** Data for processing follows **

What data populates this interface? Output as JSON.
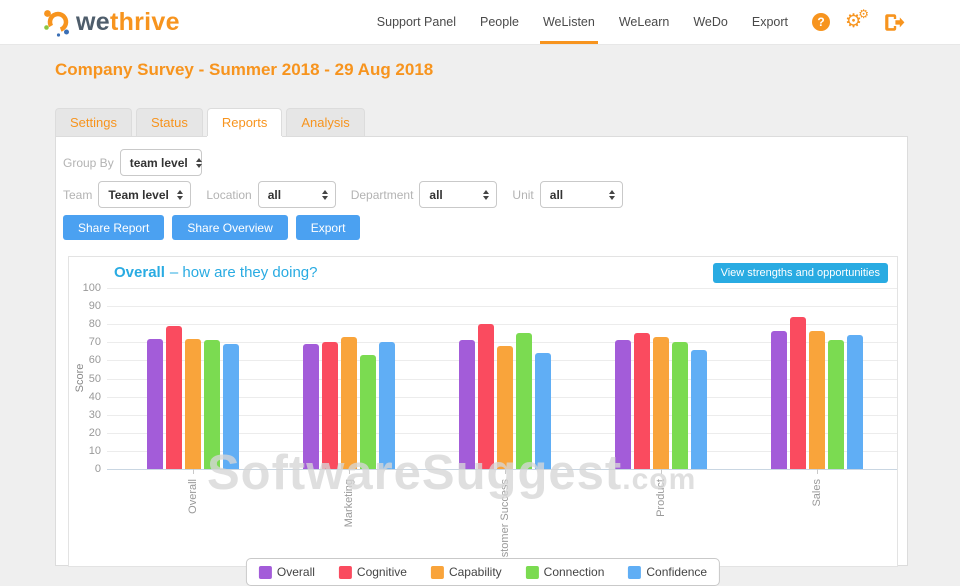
{
  "brand": {
    "we": "we",
    "thrive": "thrive"
  },
  "nav": {
    "items": [
      {
        "label": "Support Panel",
        "active": false
      },
      {
        "label": "People",
        "active": false
      },
      {
        "label": "WeListen",
        "active": true
      },
      {
        "label": "WeLearn",
        "active": false
      },
      {
        "label": "WeDo",
        "active": false
      },
      {
        "label": "Export",
        "active": false
      }
    ],
    "help_glyph": "?"
  },
  "page": {
    "title": "Company Survey - Summer 2018 - 29 Aug 2018"
  },
  "tabs": [
    {
      "label": "Settings",
      "active": false
    },
    {
      "label": "Status",
      "active": false
    },
    {
      "label": "Reports",
      "active": true
    },
    {
      "label": "Analysis",
      "active": false
    }
  ],
  "filters": {
    "rows": [
      [
        {
          "label": "Group By",
          "value": "team level"
        }
      ],
      [
        {
          "label": "Team",
          "value": "Team level"
        },
        {
          "label": "Location",
          "value": "all"
        },
        {
          "label": "Department",
          "value": "all"
        },
        {
          "label": "Unit",
          "value": "all"
        }
      ]
    ]
  },
  "action_buttons": [
    "Share Report",
    "Share Overview",
    "Export"
  ],
  "chart_header": {
    "title_strong": "Overall",
    "title_rest": "– how are they doing?",
    "action": "View strengths and opportunities"
  },
  "watermark": {
    "text": "SoftwareSuggest",
    "suffix": ".com"
  },
  "colors": {
    "brand_orange": "#f7941e",
    "chart_blue": "#29abe2",
    "button_blue": "#4ba1f1"
  },
  "chart_data": {
    "type": "bar",
    "title": "Overall – how are they doing?",
    "xlabel": "",
    "ylabel": "Score",
    "ylim": [
      0,
      100
    ],
    "ytick_step": 10,
    "grid": true,
    "legend_position": "bottom",
    "categories": [
      "Overall",
      "Marketing",
      "Customer Success",
      "Product",
      "Sales"
    ],
    "series": [
      {
        "name": "Overall",
        "color": "#a35cd9",
        "values": [
          72,
          69,
          71,
          71,
          76
        ]
      },
      {
        "name": "Cognitive",
        "color": "#fa4b5f",
        "values": [
          79,
          70,
          80,
          75,
          84
        ]
      },
      {
        "name": "Capability",
        "color": "#f9a43b",
        "values": [
          72,
          73,
          68,
          73,
          76
        ]
      },
      {
        "name": "Connection",
        "color": "#7bdb51",
        "values": [
          71,
          63,
          75,
          70,
          71
        ]
      },
      {
        "name": "Confidence",
        "color": "#60aef5",
        "values": [
          69,
          70,
          64,
          66,
          74
        ]
      }
    ]
  }
}
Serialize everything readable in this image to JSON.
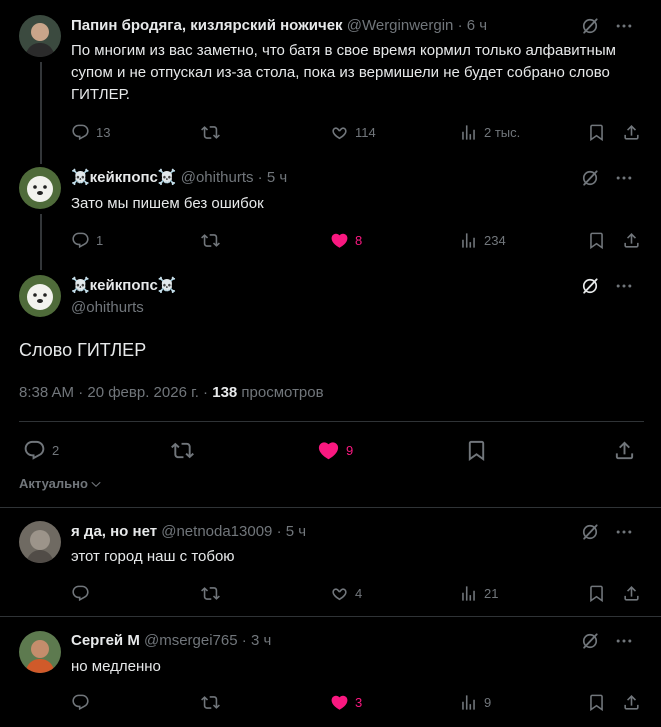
{
  "posts": [
    {
      "name": "Папин бродяга, кизлярский ножичек",
      "handle": "@Werginwergin",
      "time": "6 ч",
      "text": "По многим из вас заметно, что батя в свое время кормил только алфавитным супом и не отпускал из-за стола, пока из вермишели не будет собрано слово ГИТЛЕР.",
      "replies": "13",
      "reposts": "",
      "likes": "114",
      "views": "2 тыс.",
      "liked": false
    },
    {
      "name": "☠️кейкпопс☠️",
      "handle": "@ohithurts",
      "time": "5 ч",
      "text": "Зато мы пишем без ошибок",
      "replies": "1",
      "reposts": "",
      "likes": "8",
      "views": "234",
      "liked": true
    }
  ],
  "main": {
    "name": "☠️кейкпопс☠️",
    "handle": "@ohithurts",
    "text": "Слово ГИТЛЕР",
    "time": "8:38 AM · 20 февр. 2026 г. · ",
    "views_count": "138",
    "views_label": " просмотров",
    "replies": "2",
    "likes": "9",
    "sort_label": "Актуально"
  },
  "replies": [
    {
      "name": "я да, но нет",
      "handle": "@netnoda13009",
      "time": "5 ч",
      "text": "этот город наш с тобою",
      "replies": "",
      "likes": "4",
      "views": "21",
      "liked": false
    },
    {
      "name": "Сергей М",
      "handle": "@msergei765",
      "time": "3 ч",
      "text": "но медленно",
      "replies": "",
      "likes": "3",
      "views": "9",
      "liked": true
    }
  ],
  "colors": {
    "accent_like": "#f91880",
    "muted": "#71767b",
    "text": "#e7e9ea",
    "border": "#2f3336"
  },
  "icons": [
    "grok-icon",
    "more-icon",
    "reply-icon",
    "repost-icon",
    "like-icon",
    "views-icon",
    "bookmark-icon",
    "share-icon",
    "chevron-down-icon"
  ]
}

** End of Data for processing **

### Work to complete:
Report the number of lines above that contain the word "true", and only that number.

### Response to this task:
5